*What you need to do*: Read the listing below and copy out each line where the word "JSON" occurs.

++++++++++

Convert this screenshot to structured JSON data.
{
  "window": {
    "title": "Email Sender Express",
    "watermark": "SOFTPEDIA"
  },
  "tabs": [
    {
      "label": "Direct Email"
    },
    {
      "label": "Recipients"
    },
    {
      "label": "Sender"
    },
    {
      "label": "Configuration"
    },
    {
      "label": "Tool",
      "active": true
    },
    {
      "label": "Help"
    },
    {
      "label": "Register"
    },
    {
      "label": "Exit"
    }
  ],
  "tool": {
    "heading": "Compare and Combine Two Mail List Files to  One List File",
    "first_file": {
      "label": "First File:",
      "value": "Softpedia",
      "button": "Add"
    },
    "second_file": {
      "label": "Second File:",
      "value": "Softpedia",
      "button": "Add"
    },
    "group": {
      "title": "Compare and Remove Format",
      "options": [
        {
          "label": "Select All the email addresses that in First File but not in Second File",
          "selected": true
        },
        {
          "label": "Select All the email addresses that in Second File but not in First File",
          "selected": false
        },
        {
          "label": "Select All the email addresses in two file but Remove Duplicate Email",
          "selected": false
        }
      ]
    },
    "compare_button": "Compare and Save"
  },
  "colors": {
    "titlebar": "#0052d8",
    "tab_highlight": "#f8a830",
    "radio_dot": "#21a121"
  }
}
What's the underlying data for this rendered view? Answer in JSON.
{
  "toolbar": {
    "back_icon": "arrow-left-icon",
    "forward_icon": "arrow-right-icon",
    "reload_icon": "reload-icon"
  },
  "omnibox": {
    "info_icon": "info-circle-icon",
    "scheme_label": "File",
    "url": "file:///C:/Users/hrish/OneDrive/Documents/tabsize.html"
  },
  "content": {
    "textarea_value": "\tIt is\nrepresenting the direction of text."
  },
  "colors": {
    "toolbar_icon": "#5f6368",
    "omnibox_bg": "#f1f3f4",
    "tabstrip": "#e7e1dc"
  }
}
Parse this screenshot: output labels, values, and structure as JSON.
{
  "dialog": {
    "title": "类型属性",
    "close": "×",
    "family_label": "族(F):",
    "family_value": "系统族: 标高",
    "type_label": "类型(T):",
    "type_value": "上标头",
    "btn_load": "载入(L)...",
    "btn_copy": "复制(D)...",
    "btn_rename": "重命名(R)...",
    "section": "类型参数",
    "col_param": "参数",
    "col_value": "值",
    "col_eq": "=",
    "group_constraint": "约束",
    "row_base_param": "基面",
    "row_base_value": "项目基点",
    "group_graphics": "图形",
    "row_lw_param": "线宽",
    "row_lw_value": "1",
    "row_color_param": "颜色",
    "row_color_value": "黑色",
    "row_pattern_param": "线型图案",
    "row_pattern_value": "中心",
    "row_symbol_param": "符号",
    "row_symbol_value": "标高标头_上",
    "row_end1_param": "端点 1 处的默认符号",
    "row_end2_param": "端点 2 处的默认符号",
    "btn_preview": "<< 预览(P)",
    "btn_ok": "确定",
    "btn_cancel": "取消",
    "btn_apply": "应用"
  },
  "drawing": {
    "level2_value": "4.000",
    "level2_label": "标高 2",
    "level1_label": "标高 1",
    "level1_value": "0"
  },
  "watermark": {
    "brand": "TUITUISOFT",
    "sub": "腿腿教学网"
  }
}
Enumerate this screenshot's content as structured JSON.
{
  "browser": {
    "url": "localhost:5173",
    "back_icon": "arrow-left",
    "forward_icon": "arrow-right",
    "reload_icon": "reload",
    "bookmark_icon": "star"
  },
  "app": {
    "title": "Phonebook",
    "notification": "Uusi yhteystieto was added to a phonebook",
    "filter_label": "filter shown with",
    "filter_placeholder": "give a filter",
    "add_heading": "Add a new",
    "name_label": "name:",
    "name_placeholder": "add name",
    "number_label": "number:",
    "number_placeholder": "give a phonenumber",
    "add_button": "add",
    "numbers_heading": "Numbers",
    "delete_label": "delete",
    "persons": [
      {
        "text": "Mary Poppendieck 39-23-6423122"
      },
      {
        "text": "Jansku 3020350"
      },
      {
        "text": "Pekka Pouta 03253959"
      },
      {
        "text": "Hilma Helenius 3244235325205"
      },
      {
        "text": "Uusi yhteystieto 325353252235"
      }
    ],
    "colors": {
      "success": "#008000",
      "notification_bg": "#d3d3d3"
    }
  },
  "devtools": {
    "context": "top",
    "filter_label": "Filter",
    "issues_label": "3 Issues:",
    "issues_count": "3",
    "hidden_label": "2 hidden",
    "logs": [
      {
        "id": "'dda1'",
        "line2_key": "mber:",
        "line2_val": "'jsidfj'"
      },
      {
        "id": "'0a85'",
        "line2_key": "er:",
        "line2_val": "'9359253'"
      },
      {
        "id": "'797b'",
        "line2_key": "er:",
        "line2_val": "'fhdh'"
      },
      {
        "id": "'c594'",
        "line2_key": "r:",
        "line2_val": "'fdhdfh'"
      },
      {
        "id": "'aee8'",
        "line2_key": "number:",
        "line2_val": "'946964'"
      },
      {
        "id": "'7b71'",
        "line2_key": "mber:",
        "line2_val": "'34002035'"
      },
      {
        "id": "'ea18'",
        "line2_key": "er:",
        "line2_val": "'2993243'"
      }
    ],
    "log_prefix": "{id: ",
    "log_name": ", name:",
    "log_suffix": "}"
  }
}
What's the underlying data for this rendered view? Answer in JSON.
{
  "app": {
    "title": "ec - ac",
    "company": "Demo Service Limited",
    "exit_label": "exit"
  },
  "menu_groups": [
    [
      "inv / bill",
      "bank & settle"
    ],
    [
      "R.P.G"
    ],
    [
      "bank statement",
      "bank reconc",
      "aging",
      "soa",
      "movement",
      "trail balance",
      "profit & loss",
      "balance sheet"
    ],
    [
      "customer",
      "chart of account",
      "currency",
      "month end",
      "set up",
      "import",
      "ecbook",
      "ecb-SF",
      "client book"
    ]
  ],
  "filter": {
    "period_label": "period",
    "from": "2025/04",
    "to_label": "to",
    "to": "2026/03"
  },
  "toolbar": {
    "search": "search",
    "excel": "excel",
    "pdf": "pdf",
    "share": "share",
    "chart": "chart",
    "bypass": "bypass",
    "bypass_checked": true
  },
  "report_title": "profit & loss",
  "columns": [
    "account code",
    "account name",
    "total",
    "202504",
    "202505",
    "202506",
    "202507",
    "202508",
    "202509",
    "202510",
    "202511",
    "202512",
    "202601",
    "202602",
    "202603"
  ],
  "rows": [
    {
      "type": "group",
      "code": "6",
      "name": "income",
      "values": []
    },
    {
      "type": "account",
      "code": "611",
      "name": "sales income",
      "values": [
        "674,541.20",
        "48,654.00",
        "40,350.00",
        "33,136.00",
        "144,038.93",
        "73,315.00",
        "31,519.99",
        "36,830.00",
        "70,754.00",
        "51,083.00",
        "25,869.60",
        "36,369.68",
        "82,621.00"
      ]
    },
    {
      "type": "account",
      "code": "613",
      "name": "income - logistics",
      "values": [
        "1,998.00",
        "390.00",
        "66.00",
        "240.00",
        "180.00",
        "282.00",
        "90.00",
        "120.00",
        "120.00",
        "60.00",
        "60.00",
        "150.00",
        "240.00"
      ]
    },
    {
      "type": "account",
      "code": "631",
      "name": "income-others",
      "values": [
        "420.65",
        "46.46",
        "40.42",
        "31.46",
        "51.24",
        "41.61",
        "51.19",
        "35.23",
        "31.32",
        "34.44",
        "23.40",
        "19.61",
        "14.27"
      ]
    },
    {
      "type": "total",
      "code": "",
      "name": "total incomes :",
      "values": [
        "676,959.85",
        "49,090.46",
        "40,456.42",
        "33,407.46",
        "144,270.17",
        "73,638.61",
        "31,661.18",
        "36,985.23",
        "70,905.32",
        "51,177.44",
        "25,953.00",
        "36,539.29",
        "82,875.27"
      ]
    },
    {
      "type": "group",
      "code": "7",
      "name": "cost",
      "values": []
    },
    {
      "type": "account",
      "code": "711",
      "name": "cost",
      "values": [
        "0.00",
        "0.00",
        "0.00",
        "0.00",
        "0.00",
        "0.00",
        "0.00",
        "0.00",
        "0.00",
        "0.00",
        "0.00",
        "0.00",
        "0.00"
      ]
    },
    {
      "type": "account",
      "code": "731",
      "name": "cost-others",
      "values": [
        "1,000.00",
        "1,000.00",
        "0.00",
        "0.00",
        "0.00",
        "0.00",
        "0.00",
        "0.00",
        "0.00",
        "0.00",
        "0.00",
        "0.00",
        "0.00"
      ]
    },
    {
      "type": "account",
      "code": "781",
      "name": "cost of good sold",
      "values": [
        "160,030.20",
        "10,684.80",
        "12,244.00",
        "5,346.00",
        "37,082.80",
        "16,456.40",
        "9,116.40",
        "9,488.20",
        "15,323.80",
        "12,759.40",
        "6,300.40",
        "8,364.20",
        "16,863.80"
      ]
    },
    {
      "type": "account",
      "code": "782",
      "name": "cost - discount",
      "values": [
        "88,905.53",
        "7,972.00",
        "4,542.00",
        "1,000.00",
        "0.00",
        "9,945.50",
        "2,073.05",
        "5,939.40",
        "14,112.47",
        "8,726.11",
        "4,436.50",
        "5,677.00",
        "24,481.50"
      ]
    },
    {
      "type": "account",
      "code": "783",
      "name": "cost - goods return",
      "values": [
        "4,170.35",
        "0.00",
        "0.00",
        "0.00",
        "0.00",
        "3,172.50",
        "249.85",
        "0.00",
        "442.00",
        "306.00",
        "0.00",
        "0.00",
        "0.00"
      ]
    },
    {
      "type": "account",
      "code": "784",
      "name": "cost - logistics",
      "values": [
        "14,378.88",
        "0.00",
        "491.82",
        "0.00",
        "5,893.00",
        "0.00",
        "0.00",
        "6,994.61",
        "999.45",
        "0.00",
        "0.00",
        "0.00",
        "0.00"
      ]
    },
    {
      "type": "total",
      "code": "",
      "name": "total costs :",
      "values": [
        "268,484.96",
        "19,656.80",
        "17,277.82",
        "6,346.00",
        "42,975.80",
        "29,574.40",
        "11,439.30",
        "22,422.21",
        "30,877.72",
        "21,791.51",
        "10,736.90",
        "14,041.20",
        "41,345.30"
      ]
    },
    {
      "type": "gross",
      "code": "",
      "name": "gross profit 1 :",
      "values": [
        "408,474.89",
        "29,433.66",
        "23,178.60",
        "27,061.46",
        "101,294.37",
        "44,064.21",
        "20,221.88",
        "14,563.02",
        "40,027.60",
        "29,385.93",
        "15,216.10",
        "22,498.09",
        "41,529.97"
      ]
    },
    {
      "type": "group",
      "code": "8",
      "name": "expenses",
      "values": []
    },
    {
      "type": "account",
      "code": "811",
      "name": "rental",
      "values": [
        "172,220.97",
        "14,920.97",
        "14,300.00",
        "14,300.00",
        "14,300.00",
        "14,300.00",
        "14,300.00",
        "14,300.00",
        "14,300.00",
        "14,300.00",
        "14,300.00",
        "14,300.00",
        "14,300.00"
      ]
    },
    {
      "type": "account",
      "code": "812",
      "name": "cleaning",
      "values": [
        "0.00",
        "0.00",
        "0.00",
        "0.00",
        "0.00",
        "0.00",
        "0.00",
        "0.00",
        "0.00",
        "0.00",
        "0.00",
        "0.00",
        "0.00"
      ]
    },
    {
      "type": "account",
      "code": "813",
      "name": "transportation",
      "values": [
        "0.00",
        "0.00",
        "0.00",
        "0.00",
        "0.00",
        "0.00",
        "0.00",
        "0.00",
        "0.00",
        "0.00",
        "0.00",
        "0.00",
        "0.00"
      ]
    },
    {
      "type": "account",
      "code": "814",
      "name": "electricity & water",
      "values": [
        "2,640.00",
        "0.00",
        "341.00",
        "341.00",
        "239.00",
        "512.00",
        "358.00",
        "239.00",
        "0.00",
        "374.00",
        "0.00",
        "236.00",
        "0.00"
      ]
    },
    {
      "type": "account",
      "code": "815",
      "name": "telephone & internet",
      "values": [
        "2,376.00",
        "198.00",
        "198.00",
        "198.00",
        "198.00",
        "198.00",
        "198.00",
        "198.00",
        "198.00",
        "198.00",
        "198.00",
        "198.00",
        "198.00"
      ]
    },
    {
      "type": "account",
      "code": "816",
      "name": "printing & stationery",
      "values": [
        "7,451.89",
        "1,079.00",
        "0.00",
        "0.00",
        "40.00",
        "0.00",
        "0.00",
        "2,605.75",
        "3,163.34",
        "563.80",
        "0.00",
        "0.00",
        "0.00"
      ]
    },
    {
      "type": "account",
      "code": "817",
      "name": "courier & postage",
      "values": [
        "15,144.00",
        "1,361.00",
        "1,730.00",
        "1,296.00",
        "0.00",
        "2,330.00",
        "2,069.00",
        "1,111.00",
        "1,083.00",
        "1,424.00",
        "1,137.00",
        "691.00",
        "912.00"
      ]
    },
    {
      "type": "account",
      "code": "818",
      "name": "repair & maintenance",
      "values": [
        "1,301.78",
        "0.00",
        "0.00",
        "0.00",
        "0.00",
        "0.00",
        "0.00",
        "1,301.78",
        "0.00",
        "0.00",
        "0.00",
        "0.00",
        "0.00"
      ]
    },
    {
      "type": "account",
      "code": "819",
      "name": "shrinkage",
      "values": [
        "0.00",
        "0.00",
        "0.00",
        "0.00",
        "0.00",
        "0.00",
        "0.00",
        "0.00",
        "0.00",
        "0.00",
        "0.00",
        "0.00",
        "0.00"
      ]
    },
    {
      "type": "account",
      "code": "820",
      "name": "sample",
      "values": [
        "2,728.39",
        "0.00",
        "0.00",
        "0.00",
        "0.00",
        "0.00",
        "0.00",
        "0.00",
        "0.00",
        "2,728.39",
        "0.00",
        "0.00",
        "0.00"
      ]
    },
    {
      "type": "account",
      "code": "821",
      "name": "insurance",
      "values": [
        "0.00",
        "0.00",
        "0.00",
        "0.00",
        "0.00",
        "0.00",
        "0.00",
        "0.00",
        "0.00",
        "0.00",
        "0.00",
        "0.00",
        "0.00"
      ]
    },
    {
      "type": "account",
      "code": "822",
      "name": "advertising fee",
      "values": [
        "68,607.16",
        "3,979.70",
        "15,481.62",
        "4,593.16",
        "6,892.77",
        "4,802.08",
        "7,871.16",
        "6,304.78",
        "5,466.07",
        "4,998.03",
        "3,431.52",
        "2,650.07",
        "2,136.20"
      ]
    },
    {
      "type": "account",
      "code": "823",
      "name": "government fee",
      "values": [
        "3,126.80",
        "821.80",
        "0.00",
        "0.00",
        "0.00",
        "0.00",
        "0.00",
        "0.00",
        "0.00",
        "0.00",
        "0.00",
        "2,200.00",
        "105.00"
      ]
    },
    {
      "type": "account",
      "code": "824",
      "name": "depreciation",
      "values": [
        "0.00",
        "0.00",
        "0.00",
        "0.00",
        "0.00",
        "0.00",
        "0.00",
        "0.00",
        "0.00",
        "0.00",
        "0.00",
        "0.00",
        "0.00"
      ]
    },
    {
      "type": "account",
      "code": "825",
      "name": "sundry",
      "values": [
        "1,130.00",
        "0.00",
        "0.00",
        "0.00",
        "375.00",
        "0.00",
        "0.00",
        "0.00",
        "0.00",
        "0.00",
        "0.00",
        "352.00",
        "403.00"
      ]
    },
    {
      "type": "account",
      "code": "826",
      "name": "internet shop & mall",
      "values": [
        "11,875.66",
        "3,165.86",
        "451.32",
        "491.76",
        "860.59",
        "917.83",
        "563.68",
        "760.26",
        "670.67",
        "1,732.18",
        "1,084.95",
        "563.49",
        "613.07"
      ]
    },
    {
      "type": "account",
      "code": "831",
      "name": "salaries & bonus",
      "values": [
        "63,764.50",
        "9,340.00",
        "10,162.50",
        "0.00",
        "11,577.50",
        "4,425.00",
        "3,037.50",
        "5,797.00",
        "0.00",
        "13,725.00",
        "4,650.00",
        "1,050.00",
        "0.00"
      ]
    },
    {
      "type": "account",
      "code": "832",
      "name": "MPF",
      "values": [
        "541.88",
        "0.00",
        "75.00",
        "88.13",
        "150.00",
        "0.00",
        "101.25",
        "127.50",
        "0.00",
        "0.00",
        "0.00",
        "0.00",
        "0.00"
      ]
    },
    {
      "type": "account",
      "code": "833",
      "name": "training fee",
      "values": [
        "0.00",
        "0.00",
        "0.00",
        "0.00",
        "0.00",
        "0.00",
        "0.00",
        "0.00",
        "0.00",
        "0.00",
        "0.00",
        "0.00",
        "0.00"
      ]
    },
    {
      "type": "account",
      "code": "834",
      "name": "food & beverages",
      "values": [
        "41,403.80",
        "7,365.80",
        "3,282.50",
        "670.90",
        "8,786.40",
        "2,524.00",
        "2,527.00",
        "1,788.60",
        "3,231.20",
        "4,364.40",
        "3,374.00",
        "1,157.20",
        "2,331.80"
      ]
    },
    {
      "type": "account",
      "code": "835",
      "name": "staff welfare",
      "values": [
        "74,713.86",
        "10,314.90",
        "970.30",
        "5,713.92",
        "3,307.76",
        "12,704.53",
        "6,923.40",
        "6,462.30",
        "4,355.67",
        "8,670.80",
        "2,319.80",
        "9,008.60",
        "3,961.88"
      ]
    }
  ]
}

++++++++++

*Result*:
Convert this screenshot to structured JSON data.
What's the underlying data for this rendered view? Answer in JSON.
Parse this screenshot: output labels, values, and structure as JSON.
Enumerate this screenshot's content as structured JSON.
What's the underlying data for this rendered view? Answer in JSON.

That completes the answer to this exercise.